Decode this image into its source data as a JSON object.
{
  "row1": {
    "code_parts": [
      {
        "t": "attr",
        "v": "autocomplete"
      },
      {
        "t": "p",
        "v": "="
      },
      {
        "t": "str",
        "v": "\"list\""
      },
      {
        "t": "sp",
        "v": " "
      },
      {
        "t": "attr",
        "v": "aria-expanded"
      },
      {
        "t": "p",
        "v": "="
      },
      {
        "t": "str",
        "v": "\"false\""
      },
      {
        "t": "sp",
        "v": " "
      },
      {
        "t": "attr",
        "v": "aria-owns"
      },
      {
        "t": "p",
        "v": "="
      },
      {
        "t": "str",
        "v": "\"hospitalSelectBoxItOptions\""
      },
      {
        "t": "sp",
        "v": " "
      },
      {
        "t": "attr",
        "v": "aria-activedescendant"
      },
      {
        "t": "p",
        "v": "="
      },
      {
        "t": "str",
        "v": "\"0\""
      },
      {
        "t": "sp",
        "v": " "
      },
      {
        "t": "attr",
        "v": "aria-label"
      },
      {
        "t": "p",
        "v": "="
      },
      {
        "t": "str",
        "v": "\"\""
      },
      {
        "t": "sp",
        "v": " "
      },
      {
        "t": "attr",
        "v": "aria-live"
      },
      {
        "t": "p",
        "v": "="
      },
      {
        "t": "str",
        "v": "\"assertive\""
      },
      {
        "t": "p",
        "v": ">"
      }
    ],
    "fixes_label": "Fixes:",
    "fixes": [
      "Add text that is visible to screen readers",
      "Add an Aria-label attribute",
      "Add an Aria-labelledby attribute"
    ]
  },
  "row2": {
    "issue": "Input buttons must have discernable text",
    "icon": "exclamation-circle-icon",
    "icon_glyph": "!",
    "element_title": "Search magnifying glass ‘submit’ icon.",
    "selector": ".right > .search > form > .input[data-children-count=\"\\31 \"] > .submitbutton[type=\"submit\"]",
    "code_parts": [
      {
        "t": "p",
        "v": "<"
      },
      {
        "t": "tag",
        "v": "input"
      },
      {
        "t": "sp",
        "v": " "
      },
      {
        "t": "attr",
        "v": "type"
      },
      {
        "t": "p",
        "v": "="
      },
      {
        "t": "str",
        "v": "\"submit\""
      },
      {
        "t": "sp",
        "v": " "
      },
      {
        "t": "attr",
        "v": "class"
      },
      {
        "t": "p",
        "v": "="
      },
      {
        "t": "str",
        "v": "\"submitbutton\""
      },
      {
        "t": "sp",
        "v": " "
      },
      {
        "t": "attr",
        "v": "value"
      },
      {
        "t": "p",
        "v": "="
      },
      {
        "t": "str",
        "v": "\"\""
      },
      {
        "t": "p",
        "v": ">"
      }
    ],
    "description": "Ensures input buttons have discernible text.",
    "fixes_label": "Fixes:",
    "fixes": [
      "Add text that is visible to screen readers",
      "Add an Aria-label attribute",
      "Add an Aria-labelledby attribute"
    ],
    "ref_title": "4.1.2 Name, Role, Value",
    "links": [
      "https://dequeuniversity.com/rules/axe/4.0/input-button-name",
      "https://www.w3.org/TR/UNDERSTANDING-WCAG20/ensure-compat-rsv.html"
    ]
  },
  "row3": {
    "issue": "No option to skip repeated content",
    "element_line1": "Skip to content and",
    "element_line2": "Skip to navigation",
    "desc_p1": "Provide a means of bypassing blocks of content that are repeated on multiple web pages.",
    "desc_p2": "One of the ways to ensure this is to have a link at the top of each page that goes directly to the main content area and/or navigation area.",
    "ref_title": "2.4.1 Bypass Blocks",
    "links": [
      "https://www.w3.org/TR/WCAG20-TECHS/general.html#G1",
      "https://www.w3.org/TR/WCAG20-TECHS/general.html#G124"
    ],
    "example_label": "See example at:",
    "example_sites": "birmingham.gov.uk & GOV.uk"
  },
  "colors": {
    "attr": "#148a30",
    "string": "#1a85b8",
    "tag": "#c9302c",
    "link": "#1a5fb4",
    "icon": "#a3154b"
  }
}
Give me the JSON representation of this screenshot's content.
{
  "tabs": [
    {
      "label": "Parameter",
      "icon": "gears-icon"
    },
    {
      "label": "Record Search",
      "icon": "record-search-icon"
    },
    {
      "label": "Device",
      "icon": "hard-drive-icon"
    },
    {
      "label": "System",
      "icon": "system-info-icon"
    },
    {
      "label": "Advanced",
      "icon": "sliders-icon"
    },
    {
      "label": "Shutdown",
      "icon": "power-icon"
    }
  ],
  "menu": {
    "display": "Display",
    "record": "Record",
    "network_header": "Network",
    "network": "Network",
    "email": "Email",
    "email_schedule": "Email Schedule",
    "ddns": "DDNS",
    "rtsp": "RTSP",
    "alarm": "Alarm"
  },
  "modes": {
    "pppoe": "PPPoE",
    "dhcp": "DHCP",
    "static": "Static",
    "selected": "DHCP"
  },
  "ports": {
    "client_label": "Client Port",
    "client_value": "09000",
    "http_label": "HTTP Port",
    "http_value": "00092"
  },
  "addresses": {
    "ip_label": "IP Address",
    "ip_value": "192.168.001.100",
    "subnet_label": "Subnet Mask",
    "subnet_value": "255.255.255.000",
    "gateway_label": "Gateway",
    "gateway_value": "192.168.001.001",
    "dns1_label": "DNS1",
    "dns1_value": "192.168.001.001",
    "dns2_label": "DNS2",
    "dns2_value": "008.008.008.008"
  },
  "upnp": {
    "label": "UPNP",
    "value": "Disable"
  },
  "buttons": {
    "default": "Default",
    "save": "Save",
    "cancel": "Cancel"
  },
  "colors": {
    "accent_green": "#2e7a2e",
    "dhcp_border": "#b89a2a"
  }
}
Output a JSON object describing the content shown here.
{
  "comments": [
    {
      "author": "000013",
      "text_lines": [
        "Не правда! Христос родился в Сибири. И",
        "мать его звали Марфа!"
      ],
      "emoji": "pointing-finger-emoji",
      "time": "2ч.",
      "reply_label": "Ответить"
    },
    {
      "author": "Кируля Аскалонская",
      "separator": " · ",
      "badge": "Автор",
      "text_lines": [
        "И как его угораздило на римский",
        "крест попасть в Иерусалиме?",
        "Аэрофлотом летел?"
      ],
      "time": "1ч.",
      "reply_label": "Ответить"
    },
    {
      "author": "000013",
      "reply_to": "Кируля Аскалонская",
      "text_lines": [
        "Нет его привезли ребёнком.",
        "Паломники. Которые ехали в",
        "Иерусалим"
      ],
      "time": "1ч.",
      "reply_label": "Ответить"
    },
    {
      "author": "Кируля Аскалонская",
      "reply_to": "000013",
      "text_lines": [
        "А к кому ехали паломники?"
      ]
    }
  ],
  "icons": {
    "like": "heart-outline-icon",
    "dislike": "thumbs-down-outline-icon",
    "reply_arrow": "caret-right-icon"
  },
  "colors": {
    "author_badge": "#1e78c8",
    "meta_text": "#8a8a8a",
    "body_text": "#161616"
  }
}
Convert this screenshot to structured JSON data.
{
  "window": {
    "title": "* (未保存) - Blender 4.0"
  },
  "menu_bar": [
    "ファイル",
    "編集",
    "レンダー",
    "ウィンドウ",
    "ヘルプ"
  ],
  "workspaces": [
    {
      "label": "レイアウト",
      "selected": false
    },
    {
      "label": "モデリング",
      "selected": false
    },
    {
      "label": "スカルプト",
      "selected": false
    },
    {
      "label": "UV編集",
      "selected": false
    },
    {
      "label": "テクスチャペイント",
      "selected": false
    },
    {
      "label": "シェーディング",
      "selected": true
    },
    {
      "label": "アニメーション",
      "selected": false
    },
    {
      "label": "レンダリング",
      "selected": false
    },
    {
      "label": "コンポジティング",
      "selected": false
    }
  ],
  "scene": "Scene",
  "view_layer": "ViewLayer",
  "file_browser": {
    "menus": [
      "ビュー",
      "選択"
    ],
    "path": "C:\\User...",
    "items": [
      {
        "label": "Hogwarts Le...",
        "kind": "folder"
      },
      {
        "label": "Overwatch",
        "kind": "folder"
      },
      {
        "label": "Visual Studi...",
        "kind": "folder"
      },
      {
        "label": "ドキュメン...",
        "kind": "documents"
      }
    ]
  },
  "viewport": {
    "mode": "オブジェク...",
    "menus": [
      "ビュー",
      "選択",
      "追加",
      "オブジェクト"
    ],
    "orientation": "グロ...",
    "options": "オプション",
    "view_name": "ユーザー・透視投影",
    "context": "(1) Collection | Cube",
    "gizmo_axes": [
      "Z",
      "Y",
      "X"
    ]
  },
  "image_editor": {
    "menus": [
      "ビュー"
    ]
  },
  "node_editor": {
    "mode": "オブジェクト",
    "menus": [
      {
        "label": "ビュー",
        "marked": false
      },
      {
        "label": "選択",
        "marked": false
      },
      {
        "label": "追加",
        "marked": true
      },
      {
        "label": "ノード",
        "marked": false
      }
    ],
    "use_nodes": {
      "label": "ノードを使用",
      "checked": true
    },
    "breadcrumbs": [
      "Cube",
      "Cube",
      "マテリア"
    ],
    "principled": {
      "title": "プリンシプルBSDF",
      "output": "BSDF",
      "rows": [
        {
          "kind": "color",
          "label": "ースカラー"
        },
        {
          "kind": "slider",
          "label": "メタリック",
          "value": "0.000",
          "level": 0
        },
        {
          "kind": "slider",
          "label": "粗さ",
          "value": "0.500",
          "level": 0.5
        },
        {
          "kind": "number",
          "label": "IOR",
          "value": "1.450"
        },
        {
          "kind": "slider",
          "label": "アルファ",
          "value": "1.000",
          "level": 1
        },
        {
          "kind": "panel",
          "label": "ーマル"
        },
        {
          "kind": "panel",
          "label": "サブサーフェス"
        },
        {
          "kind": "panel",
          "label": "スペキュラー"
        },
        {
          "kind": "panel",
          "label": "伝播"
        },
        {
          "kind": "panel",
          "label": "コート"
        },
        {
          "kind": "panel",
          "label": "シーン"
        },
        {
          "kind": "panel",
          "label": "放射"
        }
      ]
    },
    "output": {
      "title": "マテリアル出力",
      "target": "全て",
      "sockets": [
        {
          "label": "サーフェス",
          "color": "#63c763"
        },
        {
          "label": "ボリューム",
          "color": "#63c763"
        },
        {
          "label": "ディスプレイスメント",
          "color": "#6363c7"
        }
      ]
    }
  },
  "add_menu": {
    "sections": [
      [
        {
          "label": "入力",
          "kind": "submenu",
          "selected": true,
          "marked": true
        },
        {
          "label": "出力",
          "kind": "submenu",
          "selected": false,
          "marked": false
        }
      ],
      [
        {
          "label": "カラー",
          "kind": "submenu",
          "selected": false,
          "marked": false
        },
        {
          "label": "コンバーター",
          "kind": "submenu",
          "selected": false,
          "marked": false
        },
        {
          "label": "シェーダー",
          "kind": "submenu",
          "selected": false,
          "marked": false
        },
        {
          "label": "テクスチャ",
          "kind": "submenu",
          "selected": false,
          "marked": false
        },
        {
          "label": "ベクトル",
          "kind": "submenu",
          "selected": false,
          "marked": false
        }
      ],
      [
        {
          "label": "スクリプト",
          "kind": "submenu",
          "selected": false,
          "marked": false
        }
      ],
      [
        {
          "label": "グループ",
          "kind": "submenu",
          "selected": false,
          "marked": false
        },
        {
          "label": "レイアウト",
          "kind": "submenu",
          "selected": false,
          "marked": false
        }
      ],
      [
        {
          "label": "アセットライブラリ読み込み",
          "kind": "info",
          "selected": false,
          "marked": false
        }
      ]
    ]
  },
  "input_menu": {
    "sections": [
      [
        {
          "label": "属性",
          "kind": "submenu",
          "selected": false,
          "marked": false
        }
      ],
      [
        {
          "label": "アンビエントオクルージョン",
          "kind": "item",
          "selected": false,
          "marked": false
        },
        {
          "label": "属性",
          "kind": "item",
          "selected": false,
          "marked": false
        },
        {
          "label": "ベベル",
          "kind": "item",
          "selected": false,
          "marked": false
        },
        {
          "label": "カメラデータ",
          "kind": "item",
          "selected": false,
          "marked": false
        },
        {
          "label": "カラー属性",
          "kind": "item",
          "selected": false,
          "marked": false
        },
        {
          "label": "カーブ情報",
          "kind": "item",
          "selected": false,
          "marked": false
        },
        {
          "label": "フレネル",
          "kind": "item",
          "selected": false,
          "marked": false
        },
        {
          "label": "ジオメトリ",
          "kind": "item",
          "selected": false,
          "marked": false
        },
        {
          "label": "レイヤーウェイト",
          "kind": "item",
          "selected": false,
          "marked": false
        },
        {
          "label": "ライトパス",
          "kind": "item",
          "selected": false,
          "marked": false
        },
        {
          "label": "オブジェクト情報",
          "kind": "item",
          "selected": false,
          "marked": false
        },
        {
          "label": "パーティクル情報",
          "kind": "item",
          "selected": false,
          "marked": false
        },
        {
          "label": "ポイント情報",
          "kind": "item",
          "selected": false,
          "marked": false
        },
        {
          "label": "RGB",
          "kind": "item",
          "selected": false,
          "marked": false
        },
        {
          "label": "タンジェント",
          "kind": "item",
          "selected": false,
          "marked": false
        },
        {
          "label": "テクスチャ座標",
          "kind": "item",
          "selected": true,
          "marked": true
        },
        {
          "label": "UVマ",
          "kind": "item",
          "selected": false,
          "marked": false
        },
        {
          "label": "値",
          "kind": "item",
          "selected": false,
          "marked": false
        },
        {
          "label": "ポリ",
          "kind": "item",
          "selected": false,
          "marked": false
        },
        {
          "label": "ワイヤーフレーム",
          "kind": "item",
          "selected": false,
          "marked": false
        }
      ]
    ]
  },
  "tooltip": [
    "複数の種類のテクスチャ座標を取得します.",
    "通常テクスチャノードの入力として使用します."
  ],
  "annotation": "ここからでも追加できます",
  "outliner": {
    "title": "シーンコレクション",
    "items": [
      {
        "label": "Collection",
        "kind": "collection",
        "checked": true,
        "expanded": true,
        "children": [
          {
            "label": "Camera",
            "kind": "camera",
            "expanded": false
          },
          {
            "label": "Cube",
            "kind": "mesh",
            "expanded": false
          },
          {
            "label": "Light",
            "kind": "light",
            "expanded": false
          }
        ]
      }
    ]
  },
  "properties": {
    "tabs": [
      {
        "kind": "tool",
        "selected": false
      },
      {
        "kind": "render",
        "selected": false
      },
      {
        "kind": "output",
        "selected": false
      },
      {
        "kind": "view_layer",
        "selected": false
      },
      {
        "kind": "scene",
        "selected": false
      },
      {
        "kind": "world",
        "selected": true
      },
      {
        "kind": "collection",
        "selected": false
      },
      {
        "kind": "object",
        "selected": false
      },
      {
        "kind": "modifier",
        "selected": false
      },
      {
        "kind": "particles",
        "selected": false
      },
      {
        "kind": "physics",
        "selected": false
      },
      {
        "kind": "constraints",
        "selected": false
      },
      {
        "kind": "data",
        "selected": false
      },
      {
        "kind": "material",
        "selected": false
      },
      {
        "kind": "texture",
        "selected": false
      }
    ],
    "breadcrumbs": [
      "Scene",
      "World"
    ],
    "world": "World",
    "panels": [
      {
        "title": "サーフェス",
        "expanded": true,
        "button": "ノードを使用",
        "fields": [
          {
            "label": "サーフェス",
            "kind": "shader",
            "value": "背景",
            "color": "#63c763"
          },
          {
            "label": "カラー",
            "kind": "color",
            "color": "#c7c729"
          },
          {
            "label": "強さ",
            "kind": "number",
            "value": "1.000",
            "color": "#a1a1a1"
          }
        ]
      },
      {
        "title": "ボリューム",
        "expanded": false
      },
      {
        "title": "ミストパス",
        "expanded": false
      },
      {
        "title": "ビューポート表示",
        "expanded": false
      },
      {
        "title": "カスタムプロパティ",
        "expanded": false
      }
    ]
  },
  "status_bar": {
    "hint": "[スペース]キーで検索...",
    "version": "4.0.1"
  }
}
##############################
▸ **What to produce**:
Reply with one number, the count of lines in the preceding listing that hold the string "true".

▸ **Task solution**:
11